Here’s some compelling evidence in support of all you supplement users out there: you’re more likely to be healthy. In fact, according to U.S. researchers, if you regularly take supplements, you’re more likely to report very good or excellent health, have health insurance, use alcohol moderately, avoid cigarette smoking, and exercise more frequently than nonusers.
Dietary supplements are used by more than half of adults, although the reasons motivating this use have not been previously examined across the nation—until now.
U.S. researchers just completed a study in which they analyzed people’s motivations for taking dietary supplements. They then reported on the types of products used and examined the role of physicians and health care practitioners in guiding choices about dietary supplements.
To do this, they collected data from adults enrolled in the 2007–2010 National Health and Nutrition Examination Survey. Here’s what they found:
• The most commonly reported reasons for using supplements were to “improve” (45%) or “maintain” (33%) overall health
• Women used calcium products for “bone health” (36%), whereas men were more likely to report supplement use for “heart health or to lower cholesterol” (18%)
• Older adults (60 years of age or older) were more likely than younger individuals to report motivations related to site-specific reasons, like heart, bone and joint, and eye health
• Only 23% of products were used based on recommendations of a health-care provider
• Multivitamin-mineral products were the most frequently reported type of supplement taken, followed by calcium and omega-3 or fish oil supplements
There you have it—a snapshot of the average supplement user’s lifestyle, and it seems to be a pretty healthy one. While the study doesn’t specifically say if supplement use does indeed boost bone health, or joint health, or eye health, it does seem to suggest that the overall health of supplement users seems to be pretty high.
It could be that taking supplements have health benefits over and above the specific reasons for which they are being taken.
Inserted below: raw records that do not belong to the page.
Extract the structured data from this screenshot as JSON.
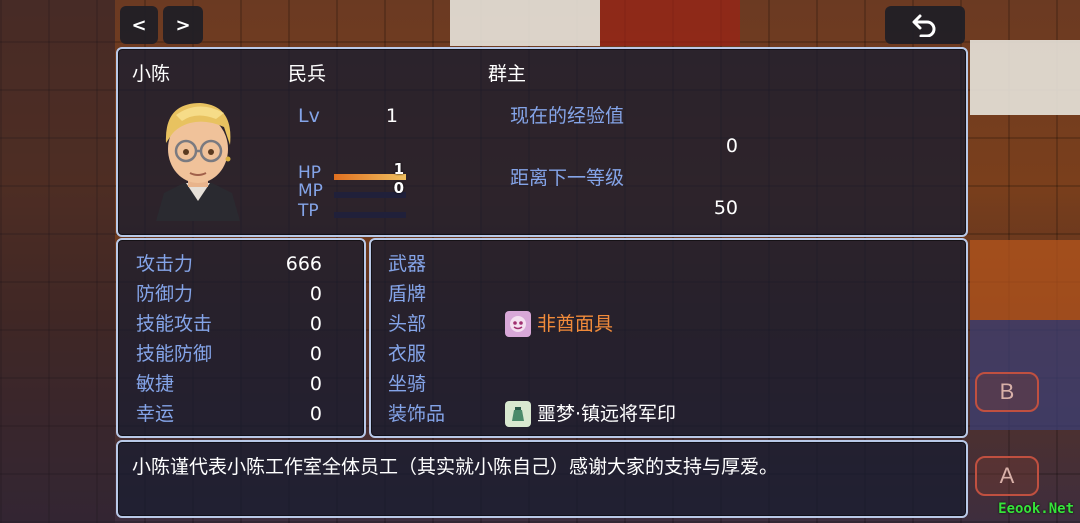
{
  "nav": {
    "prev_label": "<",
    "next_label": ">",
    "back_icon": "return-arrow-icon"
  },
  "status": {
    "name": "小陈",
    "class": "民兵",
    "nickname": "群主",
    "level_label": "Lv",
    "level": "1",
    "hp_label": "HP",
    "hp_value": "1",
    "hp_rate": 1.0,
    "mp_label": "MP",
    "mp_value": "0",
    "mp_rate": 0.0,
    "tp_label": "TP",
    "tp_rate": 0.0,
    "exp_label": "现在的经验值",
    "exp_value": "0",
    "next_label": "距离下一等级",
    "next_value": "50"
  },
  "params": [
    {
      "label": "攻击力",
      "value": "666"
    },
    {
      "label": "防御力",
      "value": "0"
    },
    {
      "label": "技能攻击",
      "value": "0"
    },
    {
      "label": "技能防御",
      "value": "0"
    },
    {
      "label": "敏捷",
      "value": "0"
    },
    {
      "label": "幸运",
      "value": "0"
    }
  ],
  "equips": [
    {
      "slot": "武器",
      "item": "",
      "icon": ""
    },
    {
      "slot": "盾牌",
      "item": "",
      "icon": ""
    },
    {
      "slot": "头部",
      "item": "非酋面具",
      "icon": "mask-icon"
    },
    {
      "slot": "衣服",
      "item": "",
      "icon": ""
    },
    {
      "slot": "坐骑",
      "item": "",
      "icon": ""
    },
    {
      "slot": "装饰品",
      "item": "噩梦·镇远将军印",
      "icon": "seal-bag-icon"
    }
  ],
  "description": "小陈谨代表小陈工作室全体员工（其实就小陈自己）感谢大家的支持与厚爱。",
  "pad": {
    "b_label": "B",
    "a_label": "A"
  },
  "watermark": "Eeook.Net",
  "colors": {
    "window_border": "#b9c9e8",
    "system_text": "#84a4e8",
    "hp_gauge": "#f0a030",
    "mp_gauge": "#3050c0",
    "tp_gauge": "#203060",
    "rare_item": "#f08a3a",
    "watermark": "#36e43a"
  }
}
Talk to your health care provider if you would like to add some supplements to your weekly nutritional intake.
Sources for Today’s Articles:
The Five Top Reasons People Take Supplements
Bailey, R.L., et al., “Why US Adults Use Dietary Supplements,” JAMA Intern Med. February 4, 2013: 1–7.